The Senate regularly receives messages from the president of the United States and the House of Representatives. When a messenger enters the Chamber at the rear of the center aisle facing the presiding officer, that officer suspends the proceedings to recognize the emissary, who hands the message to a Senate aide, and departs.
When the Senate first convened in 1789, it spent considerable emotional energy on protocol issues. Driving the Senate's concern was a desire to ensure its equal–if not perhaps superior–status relative to the House. This was evident in the Senate's plan for delivering messages and legislation between the two chambers. The Senate considered its secretary a suitable envoy to the House. For House-passed legislation, however, the Senate desired that two members of that lower chamber serve as messengers.

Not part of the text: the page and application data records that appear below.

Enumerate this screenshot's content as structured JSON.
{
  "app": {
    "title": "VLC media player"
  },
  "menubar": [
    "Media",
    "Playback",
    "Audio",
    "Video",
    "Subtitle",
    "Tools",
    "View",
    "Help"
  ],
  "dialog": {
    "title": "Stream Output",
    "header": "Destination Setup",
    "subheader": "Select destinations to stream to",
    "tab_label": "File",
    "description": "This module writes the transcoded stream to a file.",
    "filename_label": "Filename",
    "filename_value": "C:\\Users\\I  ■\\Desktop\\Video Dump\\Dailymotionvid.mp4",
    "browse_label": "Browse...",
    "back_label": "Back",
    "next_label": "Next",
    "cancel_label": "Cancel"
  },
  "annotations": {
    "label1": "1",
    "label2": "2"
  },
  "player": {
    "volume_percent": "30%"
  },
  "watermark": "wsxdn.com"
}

The House laughed at the Senate's proposal and instituted the tradition–parallel to that of the Senate–of sending all items under the supervision of an elected officer.Baker, Richard A. The New Members' Guide to Traditions of the United States Senate. (Washington, GPO, 2006. S.Pub. 109-25), 20.